What was debated most in that regard however, was the size footprint that a future city shop should have. Seward businessman Tom Tougas agreed that the site would be a logical spot to house the city shop, but also suggested that its footprint could be a lot smaller than it currently is. The city should contract out the services that the Public Works Department performs such as welding, painting, auto repair and snow removal to private enterprise, thus helping to grow the town’s private sector businesses and create year-round employment, he said. Requirements for the welding and painting that Public Works does are becoming highly regulated by federal agencies such as OSHA, so the city has already begun subcontracting more of these jobs out already, city officials said. Someone then pointed out the lack of availability of such services in the private sector, and the danger of the city letting them go to the free market. Resident Lee Poleske argued that Anchorage, which contracts out much of its snow removal services to a variety of private companies, does a very poor job of clearing snow and ice compared to the City of Seward employees.

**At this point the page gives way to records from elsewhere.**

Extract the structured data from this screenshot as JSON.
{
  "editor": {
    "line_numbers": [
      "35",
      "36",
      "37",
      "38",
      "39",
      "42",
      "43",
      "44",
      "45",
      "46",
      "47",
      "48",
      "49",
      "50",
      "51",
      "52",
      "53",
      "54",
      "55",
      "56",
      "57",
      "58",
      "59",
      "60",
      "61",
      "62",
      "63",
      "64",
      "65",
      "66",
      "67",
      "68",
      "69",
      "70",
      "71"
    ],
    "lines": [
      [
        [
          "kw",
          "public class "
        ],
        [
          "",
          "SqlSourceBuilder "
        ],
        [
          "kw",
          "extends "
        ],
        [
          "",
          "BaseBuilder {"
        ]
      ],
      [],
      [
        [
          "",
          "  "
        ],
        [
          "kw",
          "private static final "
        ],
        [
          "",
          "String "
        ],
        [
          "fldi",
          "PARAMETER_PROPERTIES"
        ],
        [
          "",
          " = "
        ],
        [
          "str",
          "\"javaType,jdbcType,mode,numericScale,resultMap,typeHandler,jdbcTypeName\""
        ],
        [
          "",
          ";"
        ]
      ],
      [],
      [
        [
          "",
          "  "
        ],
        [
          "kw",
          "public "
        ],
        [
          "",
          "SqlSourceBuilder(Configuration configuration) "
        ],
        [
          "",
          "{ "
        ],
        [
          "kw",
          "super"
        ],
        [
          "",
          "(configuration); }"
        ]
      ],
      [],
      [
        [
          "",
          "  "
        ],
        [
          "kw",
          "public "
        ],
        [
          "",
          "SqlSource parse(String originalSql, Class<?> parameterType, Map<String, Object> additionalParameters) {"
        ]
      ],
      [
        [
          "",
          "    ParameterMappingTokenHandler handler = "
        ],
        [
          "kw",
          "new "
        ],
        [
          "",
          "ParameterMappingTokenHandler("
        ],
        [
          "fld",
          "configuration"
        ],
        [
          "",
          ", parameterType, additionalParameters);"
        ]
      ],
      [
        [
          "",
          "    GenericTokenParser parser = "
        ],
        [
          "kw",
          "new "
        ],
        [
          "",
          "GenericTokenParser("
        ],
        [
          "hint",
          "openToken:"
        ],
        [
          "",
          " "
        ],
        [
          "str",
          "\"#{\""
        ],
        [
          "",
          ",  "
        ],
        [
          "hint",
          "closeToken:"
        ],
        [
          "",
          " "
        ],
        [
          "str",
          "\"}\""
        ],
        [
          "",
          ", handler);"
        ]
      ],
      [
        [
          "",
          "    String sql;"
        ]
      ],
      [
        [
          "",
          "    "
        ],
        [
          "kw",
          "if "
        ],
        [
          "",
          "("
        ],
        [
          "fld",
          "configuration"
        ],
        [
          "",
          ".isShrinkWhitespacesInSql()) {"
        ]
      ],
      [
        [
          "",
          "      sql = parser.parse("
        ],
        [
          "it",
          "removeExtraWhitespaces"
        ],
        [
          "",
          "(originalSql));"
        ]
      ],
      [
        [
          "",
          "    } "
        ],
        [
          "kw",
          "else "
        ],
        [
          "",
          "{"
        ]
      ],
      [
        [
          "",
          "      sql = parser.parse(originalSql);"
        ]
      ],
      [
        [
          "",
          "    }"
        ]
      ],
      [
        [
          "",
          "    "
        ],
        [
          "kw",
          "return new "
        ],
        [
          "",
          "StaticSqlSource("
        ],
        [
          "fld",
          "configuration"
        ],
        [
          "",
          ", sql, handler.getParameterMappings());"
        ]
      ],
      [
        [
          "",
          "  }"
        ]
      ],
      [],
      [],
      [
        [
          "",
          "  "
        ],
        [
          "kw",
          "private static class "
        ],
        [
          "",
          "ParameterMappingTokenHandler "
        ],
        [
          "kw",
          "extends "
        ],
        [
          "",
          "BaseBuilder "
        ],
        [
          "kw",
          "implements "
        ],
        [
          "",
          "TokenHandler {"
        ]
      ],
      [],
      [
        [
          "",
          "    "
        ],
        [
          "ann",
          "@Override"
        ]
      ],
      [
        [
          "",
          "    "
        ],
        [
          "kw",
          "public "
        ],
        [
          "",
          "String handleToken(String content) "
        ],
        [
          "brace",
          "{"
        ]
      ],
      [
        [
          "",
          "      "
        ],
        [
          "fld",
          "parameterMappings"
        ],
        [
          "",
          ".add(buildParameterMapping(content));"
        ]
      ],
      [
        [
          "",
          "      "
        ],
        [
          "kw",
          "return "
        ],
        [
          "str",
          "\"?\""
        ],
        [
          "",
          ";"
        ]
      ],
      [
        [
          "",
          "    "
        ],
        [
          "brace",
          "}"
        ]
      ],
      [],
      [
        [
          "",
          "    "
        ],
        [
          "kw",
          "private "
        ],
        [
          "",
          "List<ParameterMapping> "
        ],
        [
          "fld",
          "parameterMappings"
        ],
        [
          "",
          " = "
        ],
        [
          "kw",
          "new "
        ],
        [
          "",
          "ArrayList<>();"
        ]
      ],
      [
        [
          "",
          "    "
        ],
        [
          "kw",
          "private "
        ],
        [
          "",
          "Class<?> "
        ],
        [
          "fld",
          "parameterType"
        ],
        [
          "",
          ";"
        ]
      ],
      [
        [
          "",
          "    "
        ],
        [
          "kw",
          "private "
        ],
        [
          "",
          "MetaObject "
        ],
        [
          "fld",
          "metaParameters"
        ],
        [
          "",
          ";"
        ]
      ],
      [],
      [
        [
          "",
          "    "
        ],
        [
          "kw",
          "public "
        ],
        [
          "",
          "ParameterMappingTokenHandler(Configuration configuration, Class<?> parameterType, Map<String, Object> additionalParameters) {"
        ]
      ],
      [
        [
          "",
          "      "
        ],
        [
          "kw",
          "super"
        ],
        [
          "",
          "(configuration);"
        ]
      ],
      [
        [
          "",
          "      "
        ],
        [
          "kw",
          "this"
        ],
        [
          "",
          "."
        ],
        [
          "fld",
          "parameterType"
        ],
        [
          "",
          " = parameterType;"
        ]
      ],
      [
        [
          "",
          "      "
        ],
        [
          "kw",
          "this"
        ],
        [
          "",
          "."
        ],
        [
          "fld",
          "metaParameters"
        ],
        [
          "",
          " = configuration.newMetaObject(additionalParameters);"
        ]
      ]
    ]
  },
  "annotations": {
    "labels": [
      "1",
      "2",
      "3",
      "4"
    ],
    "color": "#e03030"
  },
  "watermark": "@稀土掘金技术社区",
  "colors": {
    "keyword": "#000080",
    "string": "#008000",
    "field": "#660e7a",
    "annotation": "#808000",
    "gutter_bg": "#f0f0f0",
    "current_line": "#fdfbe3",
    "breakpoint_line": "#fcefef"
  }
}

Participants also discussed concern over the potential for increased traffic along Sea Lion Avenue, which leads to the elementary, middle and high schools. Construction of the new electric warehouse, directly across from the elementary school entrance, already promises an increase in large trucks in an area where young children are.
The former entrance to the Rec Camp property, the lower part of Diamond, which angles sharply to the right off of Seward Highway, was forever closed off by the Alaska Department of Transportation for safety reasons. It forces vehicular traffic to travel along Sea Lion, and streets to the rear of the property. Some suggested that another access road could be built off Aspen, the driveway leading to the City Cemetery, Parks and Recreation storage building, and Seward Chamber of Commerce.
POLE YARD: Meanwhile, the majority of electric department equipment stored at the pole yard, on a 2 ¾ acre city lot outside of town has been moved and will be housed in the new electric department warehouse. Electric Department officials said the location would be an ideal place to one day build and locate a new substation, and that doing so would be less expensive than building a completely new transmission line running to Seward Municipal Industrial Complex, (SMIC) that would be specifically designed for 69kW power.
Dr. John French voiced concern over whether 69kW of power would be adequate to supply the needs of SMIC once it is developed by industry, saying boatyards and seafood processing plants are big power-users and would need all the power they can get.
Electric Department Director John Foutz admitted there were other sites even closer to SMIC that could become available, such as a portion of the Bardarson’s property at Nash Road property and Seward Highway, or even Eadsville, although its flooding issues would not make that a great location for an electric substation.
The city has acquired far more land than it has sold, and should sell off its existing parcels as it acquires more, Tougas said. Should developers come to the city with reasonable plans for the purchase and use of vacant city land, they would be willingly considered, City Planner Donna Glenz told SCN later. Unfortunately, she added, such offers have been rare. Meanwhile, the passive act of maintaining undeveloped city land within the historic flood plain, or along the tsunami inundation zone Seward waterfront, actually improves the city’s insurance credit rating, thus creating additional savings for all residents, she said.
The council nevertheless sent Glenz back to create some maps and lists of unused city lots that could be sold and developed, and an overlay footprint of the city shop and related city needs, to be discussed further at future public work sessions.